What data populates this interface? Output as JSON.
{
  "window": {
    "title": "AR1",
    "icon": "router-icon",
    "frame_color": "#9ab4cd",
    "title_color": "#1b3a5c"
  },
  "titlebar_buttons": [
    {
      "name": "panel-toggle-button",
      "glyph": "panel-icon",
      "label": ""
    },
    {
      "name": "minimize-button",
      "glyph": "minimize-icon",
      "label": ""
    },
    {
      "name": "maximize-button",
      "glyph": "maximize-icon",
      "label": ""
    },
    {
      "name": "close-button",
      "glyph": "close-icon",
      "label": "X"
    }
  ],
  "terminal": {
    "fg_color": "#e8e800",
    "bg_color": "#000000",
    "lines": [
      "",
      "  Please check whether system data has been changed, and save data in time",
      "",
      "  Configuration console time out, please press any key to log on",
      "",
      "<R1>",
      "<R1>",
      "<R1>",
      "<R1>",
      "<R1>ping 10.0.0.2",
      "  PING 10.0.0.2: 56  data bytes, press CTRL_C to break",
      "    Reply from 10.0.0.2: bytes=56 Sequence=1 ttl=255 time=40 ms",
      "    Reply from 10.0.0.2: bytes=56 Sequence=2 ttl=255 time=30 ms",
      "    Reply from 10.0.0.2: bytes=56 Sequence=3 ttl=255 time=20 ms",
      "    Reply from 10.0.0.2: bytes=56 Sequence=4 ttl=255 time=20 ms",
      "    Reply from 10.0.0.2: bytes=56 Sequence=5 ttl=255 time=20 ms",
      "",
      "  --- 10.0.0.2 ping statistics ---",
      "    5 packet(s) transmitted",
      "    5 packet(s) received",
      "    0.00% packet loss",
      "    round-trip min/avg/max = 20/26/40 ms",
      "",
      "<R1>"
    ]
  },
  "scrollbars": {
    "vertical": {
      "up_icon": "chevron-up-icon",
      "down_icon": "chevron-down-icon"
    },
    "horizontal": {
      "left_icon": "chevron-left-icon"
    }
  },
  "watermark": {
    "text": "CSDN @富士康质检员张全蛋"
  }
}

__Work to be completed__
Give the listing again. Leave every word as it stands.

__Exercise answer__
What data populates this interface? Output as JSON.
{
  "window": {
    "title": "AR1",
    "icon": "router-icon",
    "frame_color": "#9ab4cd",
    "title_color": "#1b3a5c"
  },
  "titlebar_buttons": [
    {
      "name": "panel-toggle-button",
      "glyph": "panel-icon",
      "label": ""
    },
    {
      "name": "minimize-button",
      "glyph": "minimize-icon",
      "label": ""
    },
    {
      "name": "maximize-button",
      "glyph": "maximize-icon",
      "label": ""
    },
    {
      "name": "close-button",
      "glyph": "close-icon",
      "label": "X"
    }
  ],
  "terminal": {
    "fg_color": "#e8e800",
    "bg_color": "#000000",
    "lines": [
      "",
      "  Please check whether system data has been changed, and save data in time",
      "",
      "  Configuration console time out, please press any key to log on",
      "",
      "<R1>",
      "<R1>",
      "<R1>",
      "<R1>",
      "<R1>ping 10.0.0.2",
      "  PING 10.0.0.2: 56  data bytes, press CTRL_C to break",
      "    Reply from 10.0.0.2: bytes=56 Sequence=1 ttl=255 time=40 ms",
      "    Reply from 10.0.0.2: bytes=56 Sequence=2 ttl=255 time=30 ms",
      "    Reply from 10.0.0.2: bytes=56 Sequence=3 ttl=255 time=20 ms",
      "    Reply from 10.0.0.2: bytes=56 Sequence=4 ttl=255 time=20 ms",
      "    Reply from 10.0.0.2: bytes=56 Sequence=5 ttl=255 time=20 ms",
      "",
      "  --- 10.0.0.2 ping statistics ---",
      "    5 packet(s) transmitted",
      "    5 packet(s) received",
      "    0.00% packet loss",
      "    round-trip min/avg/max = 20/26/40 ms",
      "",
      "<R1>"
    ]
  },
  "scrollbars": {
    "vertical": {
      "up_icon": "chevron-up-icon",
      "down_icon": "chevron-down-icon"
    },
    "horizontal": {
      "left_icon": "chevron-left-icon"
    }
  },
  "watermark": {
    "text": "CSDN @富士康质检员张全蛋"
  }
}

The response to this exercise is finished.